The answer is to be the data below, written out in full and exactly.

Data for the task →

********************

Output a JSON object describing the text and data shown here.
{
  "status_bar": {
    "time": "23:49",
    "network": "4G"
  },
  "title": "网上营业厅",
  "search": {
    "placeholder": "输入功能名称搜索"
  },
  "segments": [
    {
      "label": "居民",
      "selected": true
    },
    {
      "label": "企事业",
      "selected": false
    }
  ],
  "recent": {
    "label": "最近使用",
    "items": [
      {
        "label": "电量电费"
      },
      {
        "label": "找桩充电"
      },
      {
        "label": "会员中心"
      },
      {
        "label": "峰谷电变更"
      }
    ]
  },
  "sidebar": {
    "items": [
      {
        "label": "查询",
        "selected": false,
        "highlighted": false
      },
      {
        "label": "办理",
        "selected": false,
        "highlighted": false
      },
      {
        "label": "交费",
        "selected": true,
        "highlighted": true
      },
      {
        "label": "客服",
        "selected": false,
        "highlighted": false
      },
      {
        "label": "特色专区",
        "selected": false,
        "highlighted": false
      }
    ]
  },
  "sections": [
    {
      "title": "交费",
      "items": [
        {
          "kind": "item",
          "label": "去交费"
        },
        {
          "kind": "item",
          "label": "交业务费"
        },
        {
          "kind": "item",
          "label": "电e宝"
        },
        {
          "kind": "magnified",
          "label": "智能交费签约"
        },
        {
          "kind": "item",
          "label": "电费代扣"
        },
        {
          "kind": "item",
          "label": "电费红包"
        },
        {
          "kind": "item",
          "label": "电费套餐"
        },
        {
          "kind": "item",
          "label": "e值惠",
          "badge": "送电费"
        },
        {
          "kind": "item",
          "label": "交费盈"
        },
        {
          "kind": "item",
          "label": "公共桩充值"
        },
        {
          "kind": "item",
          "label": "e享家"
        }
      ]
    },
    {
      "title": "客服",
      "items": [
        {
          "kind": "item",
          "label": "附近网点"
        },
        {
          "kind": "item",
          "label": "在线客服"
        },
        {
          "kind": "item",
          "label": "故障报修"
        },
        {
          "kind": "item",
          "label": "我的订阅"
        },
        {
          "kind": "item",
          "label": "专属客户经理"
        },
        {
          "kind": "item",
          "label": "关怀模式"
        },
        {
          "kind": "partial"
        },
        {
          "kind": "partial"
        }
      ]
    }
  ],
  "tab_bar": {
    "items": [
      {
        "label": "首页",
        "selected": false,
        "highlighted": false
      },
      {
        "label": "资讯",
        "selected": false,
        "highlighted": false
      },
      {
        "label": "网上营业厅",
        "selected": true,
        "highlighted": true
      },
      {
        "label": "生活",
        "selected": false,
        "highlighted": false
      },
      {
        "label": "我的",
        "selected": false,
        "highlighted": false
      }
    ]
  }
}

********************

Exercise response →
Output a JSON object describing the text and data shown here.
{
  "status_bar": {
    "time": "23:49",
    "network": "4G"
  },
  "title": "网上营业厅",
  "search": {
    "placeholder": "输入功能名称搜索"
  },
  "segments": [
    {
      "label": "居民",
      "selected": true
    },
    {
      "label": "企事业",
      "selected": false
    }
  ],
  "recent": {
    "label": "最近使用",
    "items": [
      {
        "label": "电量电费"
      },
      {
        "label": "找桩充电"
      },
      {
        "label": "会员中心"
      },
      {
        "label": "峰谷电变更"
      }
    ]
  },
  "sidebar": {
    "items": [
      {
        "label": "查询",
        "selected": false,
        "highlighted": false
      },
      {
        "label": "办理",
        "selected": false,
        "highlighted": false
      },
      {
        "label": "交费",
        "selected": true,
        "highlighted": true
      },
      {
        "label": "客服",
        "selected": false,
        "highlighted": false
      },
      {
        "label": "特色专区",
        "selected": false,
        "highlighted": false
      }
    ]
  },
  "sections": [
    {
      "title": "交费",
      "items": [
        {
          "kind": "item",
          "label": "去交费"
        },
        {
          "kind": "item",
          "label": "交业务费"
        },
        {
          "kind": "item",
          "label": "电e宝"
        },
        {
          "kind": "magnified",
          "label": "智能交费签约"
        },
        {
          "kind": "item",
          "label": "电费代扣"
        },
        {
          "kind": "item",
          "label": "电费红包"
        },
        {
          "kind": "item",
          "label": "电费套餐"
        },
        {
          "kind": "item",
          "label": "e值惠",
          "badge": "送电费"
        },
        {
          "kind": "item",
          "label": "交费盈"
        },
        {
          "kind": "item",
          "label": "公共桩充值"
        },
        {
          "kind": "item",
          "label": "e享家"
        }
      ]
    },
    {
      "title": "客服",
      "items": [
        {
          "kind": "item",
          "label": "附近网点"
        },
        {
          "kind": "item",
          "label": "在线客服"
        },
        {
          "kind": "item",
          "label": "故障报修"
        },
        {
          "kind": "item",
          "label": "我的订阅"
        },
        {
          "kind": "item",
          "label": "专属客户经理"
        },
        {
          "kind": "item",
          "label": "关怀模式"
        },
        {
          "kind": "partial"
        },
        {
          "kind": "partial"
        }
      ]
    }
  ],
  "tab_bar": {
    "items": [
      {
        "label": "首页",
        "selected": false,
        "highlighted": false
      },
      {
        "label": "资讯",
        "selected": false,
        "highlighted": false
      },
      {
        "label": "网上营业厅",
        "selected": true,
        "highlighted": true
      },
      {
        "label": "生活",
        "selected": false,
        "highlighted": false
      },
      {
        "label": "我的",
        "selected": false,
        "highlighted": false
      }
    ]
  }
}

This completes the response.